What glasses can teach us about insufficient breastmilk


Vision. It’s arguably the most important of our 5 senses.

It allows us to see a grain of salt, a mountain in the distance and everything in between. It is the key to game hunting, to precision manufacturing, to hitting a home run. It is 100% natural. All human beings are “designed” to see.

Curiously, despite the centrality of vision to our existence and despite the fact that it is natural, the incidence of poor vision is extraordinarily high. Approximately 30% of Americans are nearsighted; approximately 30% of Americans are farsighted; an equal proportion of Americans suffer from astigmatism. These impairments of vision can occur alone and in combination. Indeed, there are many people over age 40 who are both nearsighted, farsighted and have astigmatism.

[pullquote align=”right” color=””]If vision – a critical bodily function – could require technological assistance more than 50% of the time, why couldn’t lactation also require technological assistance? [/pullquote]

What does that tell us?

It tells us that even critical natural functions don’t work properly a large proportion of the time.

It tells us that lactivists like Prof. Amy Brown have literally no idea what they are talking about when they offer claims like this:

There’s a difference between dying from external causes and a part of the body simply not working across a species.


Over 60% of Americans use glasses for vision correction. Nearly 20% use contact lenses for vision correction. That sounds suspiciously like a part of the body — a vital part of the body —simply failing across a large proportion of the species.

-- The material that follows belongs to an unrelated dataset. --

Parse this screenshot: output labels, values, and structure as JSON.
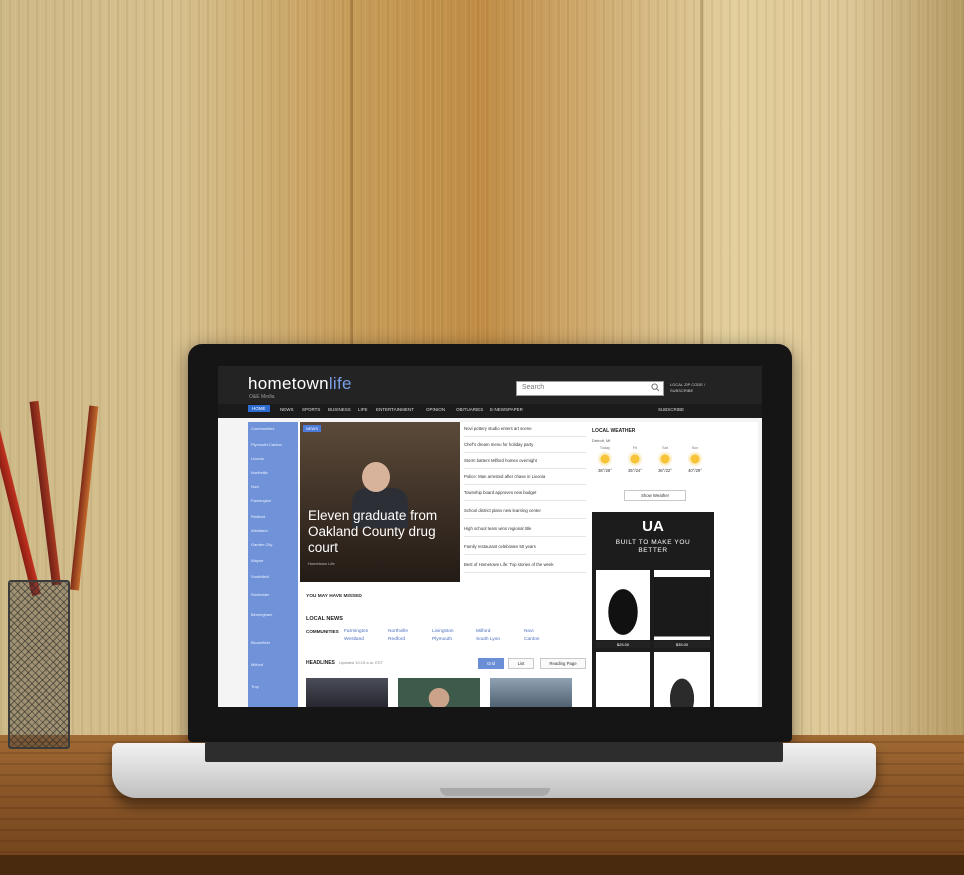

If vision – arguably as important as breastfeeding — could require technological assistance more than half the time, why couldn’t lactation also require technological assistance?

We can take the analogy even further:

Are people who need glasses — who have eyes designed to see — not trying hard enough to see? Of course not.

Are they victims of relentless propaganda from Big Glasses and don’t really need vision correction at all? That’s absurd!

Are people who use glasses or contact lenses “giving in” to the inconvenience of not being able to see? How ridiculous!

What about the impact of “unnatural” glasses and contact lenses?

Does a book written by someone wearing reading glasses have less merit than one written by someone with 20/20 vision? No.

Is a touchdown pass drilled to the receiver by a quarterback wearing contact lenses not really a touchdown? No.

If a nearsighted climber summits Mount Everest wearing glasses, is it a lesser achievement than if she had done the same thing without glasses? Absolutely not.

Why not? Because we judge achievements by the outcome, not the process. It makes no difference if someone needs vision correction to complete their activities of daily living or to fulfill their wildest dreams. The achievement is not marred by the need for vision correction.

And, critically, not needing vision correction is not, in and of itself, an achievement.

The same arguments can be made about breastfeeding. Yes, it’s natural. Yes, women are “designed” to breastfeed. Nonetheless a substantial proportion of women and babies will have difficulty with breastfeeding.

Are women with insufficient breastmilk not trying hard enough? Of course not.

Are they victims of relentless propaganda from formula companies and don’t really need to supplement their babies at all? That’s absurd!

Are women who don’t breastfeed abnormal or unnatural? No.

Are woman who choose to formula feed “giving in”? Hardly.

Are babies nourished with formula any less intelligent, talented or valuable than babies nourished with breastmilk? Of course not.

Is raising that baby into a healthy happy child with formula any less of an achievement than doing the same with breastmilk? That’s absurd. The achievement is the healthy, happy baby, not the breastfeeding.

The bottom line is that a home run with vision correction is better than a strikeout without it. A healthy formula fed toddler is better than a stunted toddler who is breastfed.

I understand that there are women who want to view unmedicated breastfeeding as an achievement, but that says more about them and their fragile self-esteem than it says about childbirth or breastfeeding.

I also understand that lactivists like Dr. Amy Brown not only have limited understanding of human physiology, they appear to have no understanding of evolution.

It is the outcome that counts. A great outcome is infinitely more important than a natural process whether that process is vision or lactation. That’s why Fed Is Best!